:: Dataset records ::
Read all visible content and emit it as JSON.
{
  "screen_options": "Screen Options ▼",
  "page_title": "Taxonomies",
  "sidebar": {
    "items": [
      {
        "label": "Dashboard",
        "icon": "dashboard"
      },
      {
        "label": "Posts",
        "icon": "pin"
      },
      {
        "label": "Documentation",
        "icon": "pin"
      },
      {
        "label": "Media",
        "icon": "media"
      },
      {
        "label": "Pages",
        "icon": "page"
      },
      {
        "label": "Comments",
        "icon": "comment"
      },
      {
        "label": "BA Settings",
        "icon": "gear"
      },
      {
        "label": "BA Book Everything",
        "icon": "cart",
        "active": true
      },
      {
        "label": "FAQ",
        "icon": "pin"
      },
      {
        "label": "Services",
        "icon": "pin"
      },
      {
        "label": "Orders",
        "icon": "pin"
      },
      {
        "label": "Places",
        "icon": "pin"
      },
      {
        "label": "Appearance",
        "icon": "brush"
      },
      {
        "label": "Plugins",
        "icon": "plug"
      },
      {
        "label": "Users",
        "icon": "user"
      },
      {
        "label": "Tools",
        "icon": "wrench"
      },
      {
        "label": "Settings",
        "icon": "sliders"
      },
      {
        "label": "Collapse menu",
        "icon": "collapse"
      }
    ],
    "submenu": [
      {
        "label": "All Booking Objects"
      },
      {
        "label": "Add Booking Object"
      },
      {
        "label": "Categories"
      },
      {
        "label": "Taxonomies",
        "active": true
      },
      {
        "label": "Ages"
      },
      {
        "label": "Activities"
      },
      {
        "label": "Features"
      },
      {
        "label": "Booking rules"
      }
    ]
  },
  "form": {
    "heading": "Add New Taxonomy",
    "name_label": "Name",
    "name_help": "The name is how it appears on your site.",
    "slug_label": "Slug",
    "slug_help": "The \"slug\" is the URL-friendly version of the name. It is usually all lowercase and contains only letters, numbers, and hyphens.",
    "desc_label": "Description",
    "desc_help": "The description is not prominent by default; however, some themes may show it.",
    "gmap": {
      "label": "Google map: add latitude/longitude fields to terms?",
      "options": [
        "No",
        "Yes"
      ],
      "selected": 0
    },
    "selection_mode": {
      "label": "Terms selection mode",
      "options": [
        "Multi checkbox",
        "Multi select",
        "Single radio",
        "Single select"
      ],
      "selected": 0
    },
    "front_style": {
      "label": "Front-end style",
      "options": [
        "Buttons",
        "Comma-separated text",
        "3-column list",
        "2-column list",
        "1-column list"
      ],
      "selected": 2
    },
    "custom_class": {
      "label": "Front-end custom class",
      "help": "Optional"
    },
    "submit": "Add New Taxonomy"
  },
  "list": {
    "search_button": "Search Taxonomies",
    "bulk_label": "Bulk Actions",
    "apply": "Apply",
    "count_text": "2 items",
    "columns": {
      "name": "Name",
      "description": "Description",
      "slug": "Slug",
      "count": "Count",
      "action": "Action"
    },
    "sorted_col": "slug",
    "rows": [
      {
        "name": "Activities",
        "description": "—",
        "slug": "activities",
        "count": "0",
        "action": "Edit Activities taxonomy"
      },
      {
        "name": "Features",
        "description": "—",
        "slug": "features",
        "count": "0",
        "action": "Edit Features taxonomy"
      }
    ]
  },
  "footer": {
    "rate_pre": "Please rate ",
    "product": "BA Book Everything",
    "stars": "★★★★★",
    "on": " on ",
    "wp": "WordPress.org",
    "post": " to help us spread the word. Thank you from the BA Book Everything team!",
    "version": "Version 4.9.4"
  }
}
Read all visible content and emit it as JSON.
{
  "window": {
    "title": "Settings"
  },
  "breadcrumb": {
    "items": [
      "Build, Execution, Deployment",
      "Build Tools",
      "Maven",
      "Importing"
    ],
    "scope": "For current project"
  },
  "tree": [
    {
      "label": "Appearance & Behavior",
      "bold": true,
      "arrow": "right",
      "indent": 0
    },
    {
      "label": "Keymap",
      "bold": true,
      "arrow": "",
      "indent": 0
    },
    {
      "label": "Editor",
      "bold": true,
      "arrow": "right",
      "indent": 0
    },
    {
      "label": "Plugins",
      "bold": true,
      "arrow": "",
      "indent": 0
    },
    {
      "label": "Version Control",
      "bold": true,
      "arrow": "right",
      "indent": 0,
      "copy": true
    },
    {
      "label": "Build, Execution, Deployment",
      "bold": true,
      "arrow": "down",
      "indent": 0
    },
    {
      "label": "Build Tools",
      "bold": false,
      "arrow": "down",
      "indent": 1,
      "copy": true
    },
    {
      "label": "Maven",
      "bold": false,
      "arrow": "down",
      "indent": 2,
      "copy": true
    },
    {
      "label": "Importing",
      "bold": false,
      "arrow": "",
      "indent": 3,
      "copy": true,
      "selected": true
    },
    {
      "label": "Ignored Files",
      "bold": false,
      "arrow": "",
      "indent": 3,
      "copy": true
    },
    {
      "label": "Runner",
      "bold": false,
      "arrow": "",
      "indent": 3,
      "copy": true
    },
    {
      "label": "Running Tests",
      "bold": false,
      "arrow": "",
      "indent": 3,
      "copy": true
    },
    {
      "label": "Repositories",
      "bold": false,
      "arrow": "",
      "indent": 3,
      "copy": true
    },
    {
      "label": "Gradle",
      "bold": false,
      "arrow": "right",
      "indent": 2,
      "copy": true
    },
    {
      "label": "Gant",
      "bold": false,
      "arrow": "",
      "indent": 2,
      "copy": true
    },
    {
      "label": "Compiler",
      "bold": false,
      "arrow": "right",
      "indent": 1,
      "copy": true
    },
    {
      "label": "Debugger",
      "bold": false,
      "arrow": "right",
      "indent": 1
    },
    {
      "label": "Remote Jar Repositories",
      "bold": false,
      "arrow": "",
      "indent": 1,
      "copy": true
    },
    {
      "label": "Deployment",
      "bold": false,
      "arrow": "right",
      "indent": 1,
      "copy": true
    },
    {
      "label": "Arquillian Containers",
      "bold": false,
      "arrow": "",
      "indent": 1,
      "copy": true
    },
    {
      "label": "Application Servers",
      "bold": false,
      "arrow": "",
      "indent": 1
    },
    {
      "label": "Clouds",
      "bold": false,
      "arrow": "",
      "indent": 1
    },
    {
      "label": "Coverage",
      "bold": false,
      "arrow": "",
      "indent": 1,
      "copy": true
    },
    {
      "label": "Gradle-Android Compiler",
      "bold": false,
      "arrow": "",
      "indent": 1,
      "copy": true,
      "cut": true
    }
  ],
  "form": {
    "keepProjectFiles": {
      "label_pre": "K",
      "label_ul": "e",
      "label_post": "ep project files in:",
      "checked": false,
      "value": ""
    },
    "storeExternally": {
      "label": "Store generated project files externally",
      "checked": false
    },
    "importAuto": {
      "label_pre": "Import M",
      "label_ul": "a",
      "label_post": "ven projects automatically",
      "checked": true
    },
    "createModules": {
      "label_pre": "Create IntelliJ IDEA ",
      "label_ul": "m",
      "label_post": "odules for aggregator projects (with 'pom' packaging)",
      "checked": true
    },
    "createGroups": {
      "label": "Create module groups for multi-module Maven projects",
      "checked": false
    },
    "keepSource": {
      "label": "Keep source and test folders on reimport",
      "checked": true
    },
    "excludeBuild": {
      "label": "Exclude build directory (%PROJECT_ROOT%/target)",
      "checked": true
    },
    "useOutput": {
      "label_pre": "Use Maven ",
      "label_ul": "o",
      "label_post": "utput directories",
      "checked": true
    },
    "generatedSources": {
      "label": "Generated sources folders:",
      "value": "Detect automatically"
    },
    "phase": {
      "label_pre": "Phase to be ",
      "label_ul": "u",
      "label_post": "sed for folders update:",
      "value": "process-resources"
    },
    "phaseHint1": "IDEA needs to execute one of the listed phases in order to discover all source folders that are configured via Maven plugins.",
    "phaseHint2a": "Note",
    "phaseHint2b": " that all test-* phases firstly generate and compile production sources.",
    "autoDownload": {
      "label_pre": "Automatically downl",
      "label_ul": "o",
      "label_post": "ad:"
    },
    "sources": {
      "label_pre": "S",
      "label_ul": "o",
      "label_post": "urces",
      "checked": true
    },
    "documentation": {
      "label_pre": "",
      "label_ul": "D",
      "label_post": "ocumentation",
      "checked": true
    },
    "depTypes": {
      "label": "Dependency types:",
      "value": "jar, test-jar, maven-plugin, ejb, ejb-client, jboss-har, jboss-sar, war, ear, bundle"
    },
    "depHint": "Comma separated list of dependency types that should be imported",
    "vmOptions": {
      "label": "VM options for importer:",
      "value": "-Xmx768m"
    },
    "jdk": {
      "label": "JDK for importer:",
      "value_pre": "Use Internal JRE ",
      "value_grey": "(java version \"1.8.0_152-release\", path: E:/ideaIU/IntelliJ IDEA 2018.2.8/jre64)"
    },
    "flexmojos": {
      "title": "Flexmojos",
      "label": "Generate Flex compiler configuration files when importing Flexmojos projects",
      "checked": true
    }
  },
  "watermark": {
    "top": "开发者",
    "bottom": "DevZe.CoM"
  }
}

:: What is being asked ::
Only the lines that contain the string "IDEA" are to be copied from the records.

:: Reply ::
      "label_pre": "Create IntelliJ IDEA ",
    "phaseHint1": "IDEA needs to execute one of the listed phases in order to discover all source folders that are configured via Maven plugins.",
      "value_grey": "(java version \"1.8.0_152-release\", path: E:/ideaIU/IntelliJ IDEA 2018.2.8/jre64)"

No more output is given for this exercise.